Brahm Sutra by Ved Vyas has four chapters and each
chapter has four sections. It starts with,
defining the prerequisite which
means that the Brahm Sutra is only for that person who is fully renounced
and has a real deep desire
to know God. Then it declares,
“The true liberation could only be attained by lovingly
surrendering to Him.” Further it tells,
“God has unlimited and absolute virtues.”
In this way, from the very beginning, the Brahm Sutra
in simple wordings reveals the true theme of the Upnishads, that God has
His Divine personal form with all of His Divine virtues. The formless (nirakar)
aspect of God cannot have Divine virtues as it is formless, and thus
action-less and virtueless. Thus, the loving form of God is desirable; and
because He is Gracious, kind, loving and all powerful, His Grace would
eliminate the mayic bondage of any soul when (tannishthasya)
he wholeheartedly engrosses his mind in His loving remembrance.
Brahm Sutra, at the end of the first chapter, describes
the existing status of the universe and tells that the universe is not the
manifestation of only maya as Sankhya Darshan says, it is
also the embodiment of God.
This sutra is the exact translation of the
This world is a representation of both: God and maya.
For a soul, who has a material mind, this world is only
a manifestation of maya. But for a Divine Saint who has attained
God realization (according to our scriptures) the whole world becomes the
form of his God.
In the second chapter it details the existing form of a
soul and says,.
“The souls are unlimited in number
and infinitesimal in form, and are (ansh) a fractional part of God.”
God is absolute and unlimited and logically there cannot be fractions of
the absolute. Although the word ansh means fraction, but it also
means that all the souls are God-like Divine by nature, like a drop of
water of the ocean is substantially the same as the ocean. Chaitanya
Mahaprabhu clarifies this issue and says that God has a power called the
‘jeev shakti.’ All the souls are the part (ansh) of that.
In the third chapter, the Brahm Sutra further explains
the situation of a soul which is under the bondage of maya and
keeps on reincarnating in various forms of life. It also tells about the
nirakar form of worship and the disciplines, and at the end it
tells about the greatness of bhakti and says that,
through bhakti a devotee
easily receives the Grace of God.
In the fourth chapter, it mainly explains about the
devotion and meditation, about the personal and impersonal (sakar,
nirakar) forms of God, and the outcome of such practices. It
also gives a detailed description about the gyanis and yogis

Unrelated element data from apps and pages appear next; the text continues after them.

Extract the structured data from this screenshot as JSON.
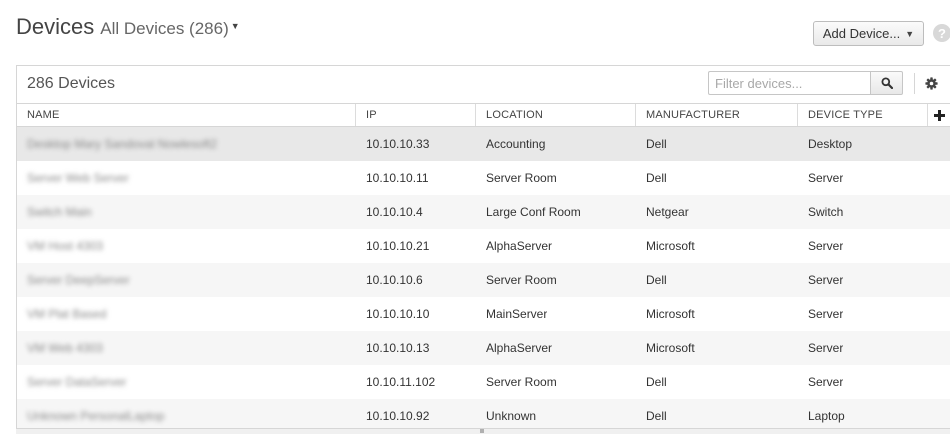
{
  "header": {
    "title": "Devices",
    "view_label": "All Devices (286)",
    "add_button": "Add Device...",
    "help_glyph": "?"
  },
  "toolbar": {
    "count_label": "286 Devices",
    "filter_placeholder": "Filter devices..."
  },
  "columns": [
    "NAME",
    "IP",
    "LOCATION",
    "MANUFACTURER",
    "DEVICE TYPE"
  ],
  "rows": [
    {
      "name": "Desktop Mary Sandoval Nowlesoft2",
      "ip": "10.10.10.33",
      "location": "Accounting",
      "manufacturer": "Dell",
      "device_type": "Desktop"
    },
    {
      "name": "Server Web Server",
      "ip": "10.10.10.11",
      "location": "Server Room",
      "manufacturer": "Dell",
      "device_type": "Server"
    },
    {
      "name": "Switch Main",
      "ip": "10.10.10.4",
      "location": "Large Conf Room",
      "manufacturer": "Netgear",
      "device_type": "Switch"
    },
    {
      "name": "VM Host 4303",
      "ip": "10.10.10.21",
      "location": "AlphaServer",
      "manufacturer": "Microsoft",
      "device_type": "Server"
    },
    {
      "name": "Server DeepServer",
      "ip": "10.10.10.6",
      "location": "Server Room",
      "manufacturer": "Dell",
      "device_type": "Server"
    },
    {
      "name": "VM Plat Based",
      "ip": "10.10.10.10",
      "location": "MainServer",
      "manufacturer": "Microsoft",
      "device_type": "Server"
    },
    {
      "name": "VM Web 4303",
      "ip": "10.10.10.13",
      "location": "AlphaServer",
      "manufacturer": "Microsoft",
      "device_type": "Server"
    },
    {
      "name": "Server DataServer",
      "ip": "10.10.11.102",
      "location": "Server Room",
      "manufacturer": "Dell",
      "device_type": "Server"
    },
    {
      "name": "Unknown PersonalLaptop",
      "ip": "10.10.10.92",
      "location": "Unknown",
      "manufacturer": "Dell",
      "device_type": "Laptop"
    }
  ],
  "icons": {
    "search": "search-icon",
    "settings": "gear-icon",
    "add_column": "plus-icon",
    "help": "help-icon",
    "dropdown": "caret-down-icon"
  },
  "colors": {
    "selected_row": "#e8e8e8",
    "alt_row": "#f6f6f6",
    "border": "#d6d6d6"
  }
}
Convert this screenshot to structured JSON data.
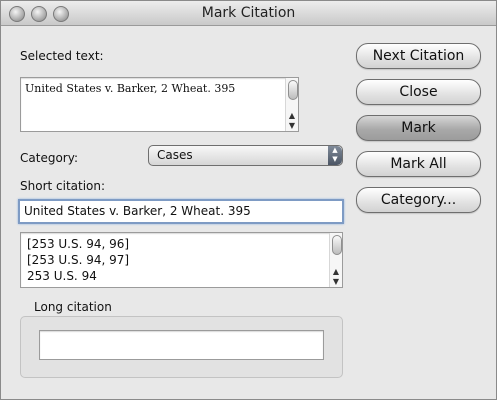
{
  "window": {
    "title": "Mark Citation"
  },
  "selected_text": {
    "label": "Selected text:",
    "value": "United States v. Barker, 2 Wheat. 395"
  },
  "category": {
    "label": "Category:",
    "selected": "Cases"
  },
  "short_citation": {
    "label": "Short citation:",
    "value": "United States v. Barker, 2 Wheat. 395"
  },
  "citation_list": {
    "items": [
      "[253 U.S. 94, 96]",
      "[253 U.S. 94, 97]",
      "253 U.S. 94"
    ]
  },
  "long_citation": {
    "label": "Long citation",
    "value": ""
  },
  "buttons": {
    "next_citation": "Next Citation",
    "close": "Close",
    "mark": "Mark",
    "mark_all": "Mark All",
    "category": "Category..."
  },
  "icons": {
    "window_controls": [
      "close-icon",
      "minimize-icon",
      "zoom-icon"
    ],
    "scroll_up": "▲",
    "scroll_down": "▼",
    "stepper": [
      "▲",
      "▼"
    ]
  }
}
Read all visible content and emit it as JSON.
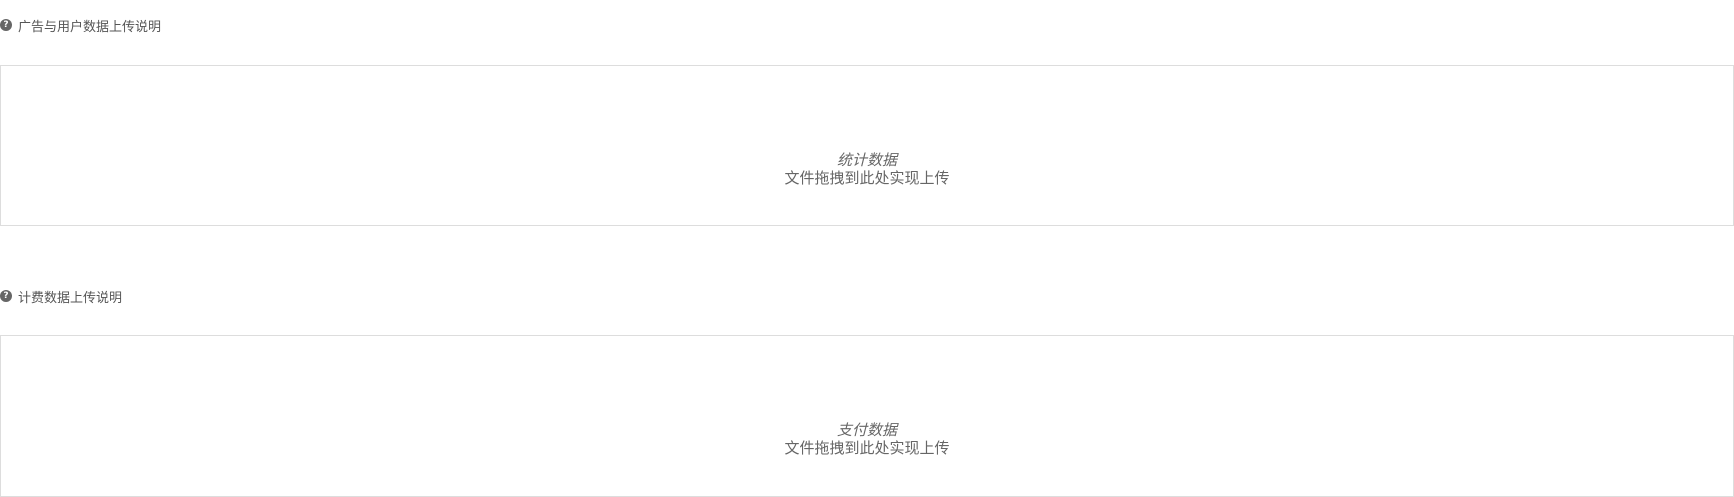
{
  "sections": [
    {
      "label": "广告与用户数据上传说明",
      "help_icon": "question-circle-icon",
      "dropzone": {
        "title": "统计数据",
        "hint": "文件拖拽到此处实现上传"
      }
    },
    {
      "label": "计费数据上传说明",
      "help_icon": "question-circle-icon",
      "dropzone": {
        "title": "支付数据",
        "hint": "文件拖拽到此处实现上传"
      }
    }
  ]
}
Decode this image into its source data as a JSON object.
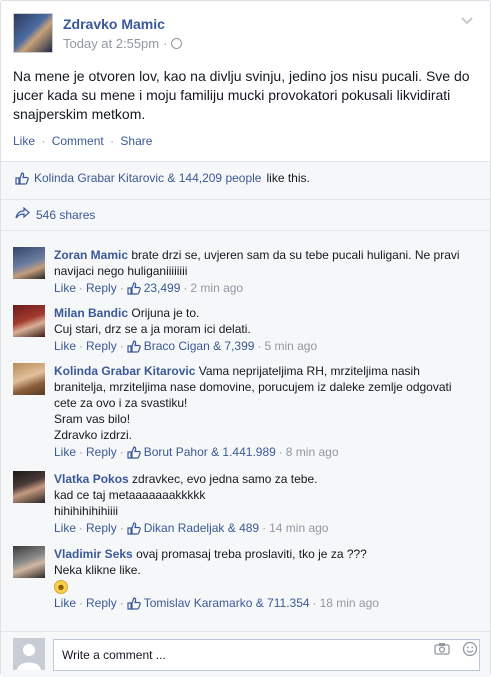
{
  "post": {
    "author": "Zdravko Mamic",
    "timestamp": "Today at 2:55pm",
    "meta_sep": "·",
    "text": "Na mene je otvoren lov, kao na divlju svinju, jedino jos nisu pucali. Sve do jucer kada su mene i moju familiju mucki provokatori pokusali likvidirati snajperskim metkom.",
    "actions": {
      "like": "Like",
      "comment": "Comment",
      "share": "Share",
      "sep": "·"
    },
    "likes": {
      "names": "Kolinda Grabar Kitarovic & 144,209 people",
      "suffix": "like this."
    },
    "shares": "546 shares"
  },
  "comments": [
    {
      "author": "Zoran Mamic",
      "lines": [
        "brate drzi se, uvjeren sam da su tebe pucali huligani. Ne pravi",
        "navijaci nego huliganiiiiiiii"
      ],
      "likes": "23,499",
      "time": "2 min ago"
    },
    {
      "author": "Milan Bandic",
      "lines": [
        "Orijuna je to.",
        "Cuj stari, drz se a ja moram ici delati."
      ],
      "likes": "Braco Cigan & 7,399",
      "time": "5 min ago"
    },
    {
      "author": "Kolinda Grabar Kitarovic",
      "lines": [
        "Vama neprijateljima RH, mrziteljima nasih",
        "branitelja, mrziteljima nase domovine, porucujem iz daleke zemlje odgovati",
        "cete za ovo i za svastiku!",
        "Sram vas bilo!",
        "Zdravko izdrzi."
      ],
      "likes": "Borut Pahor & 1.441.989",
      "time": "8 min ago"
    },
    {
      "author": "Vlatka Pokos",
      "lines": [
        "zdravkec, evo jedna samo za tebe.",
        "kad ce taj metaaaaaaakkkkk",
        "hihihihihihiiii"
      ],
      "likes": "Dikan Radeljak & 489",
      "time": "14 min ago"
    },
    {
      "author": "Vladimir Seks",
      "lines": [
        "ovaj promasaj treba proslaviti, tko je za ???",
        "Neka klikne like."
      ],
      "likes": "Tomislav Karamarko & 711.354",
      "time": "18 min ago"
    }
  ],
  "comment_actions": {
    "like": "Like",
    "reply": "Reply",
    "sep": "·"
  },
  "composer": {
    "placeholder": "Write a comment ..."
  },
  "icons": {
    "chevron": "chevron-down-icon",
    "globe": "globe-icon",
    "thumb": "thumbs-up-icon",
    "share": "share-arrow-icon",
    "camera": "camera-icon",
    "smile": "smiley-icon",
    "emoji": "smiley-emoji-icon"
  },
  "colors": {
    "link": "#3b5998",
    "meta": "#9197a3",
    "bar": "#f6f7f8"
  }
}
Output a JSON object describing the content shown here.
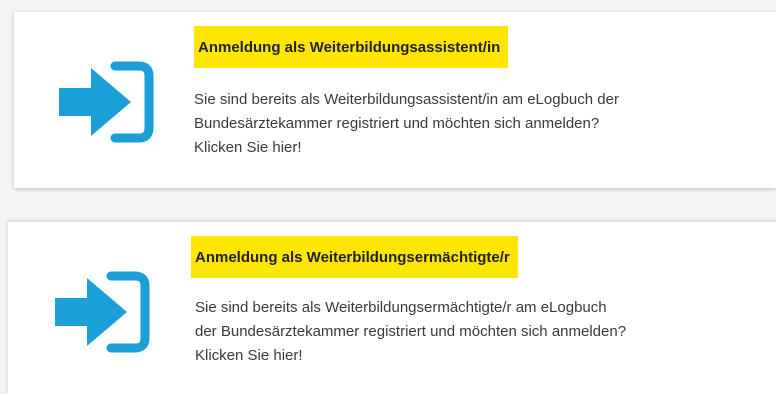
{
  "colors": {
    "icon_blue": "#1a9fd9",
    "title_highlight": "#ffe600",
    "card_background": "#ffffff"
  },
  "cards": [
    {
      "icon": "login-arrow-icon",
      "title": "Anmeldung als Weiterbildungsassistent/in",
      "text_lines": [
        "Sie sind bereits als Weiterbildungsassistent/in am eLogbuch der",
        "Bundesärztekammer registriert und möchten sich anmelden?",
        "Klicken Sie hier!"
      ]
    },
    {
      "icon": "login-arrow-icon",
      "title": "Anmeldung als Weiterbildungsermächtigte/r",
      "text_lines": [
        "Sie sind bereits als Weiterbildungsermächtigte/r am eLogbuch",
        "der Bundesärztekammer registriert und möchten sich anmelden?",
        "Klicken Sie hier!"
      ]
    }
  ]
}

who reach Brahm lok, the abode of Brahma, and out of them, some are
liberated and some are not.
In the beginning of chapter four it tells that,
a devotee should repeatedly try to
remember the devotional teachings all the time, and do his regular
lovingly meditating upon the form
of his beloved God. At the very end of the fourth chapter it tells that, the devotees doing bhakti to
a personal form of God receive a very special unimaginable Divine gift and
that is their experiential synonymity with God in His Divine abode. It
means that the bhakt Saint, in the Divine abode of God, enjoys the
same amount of Divine Bliss as his beloved God experiences. It is the
absolute kindness of God that He makes an eternally maya- inflicted
soul equally Blissful as Himself.
This is the Brahm Sutra in a nutshell. It represents
the theme of the Upnishads which are the essence of the entire literature
of the Vedic realm.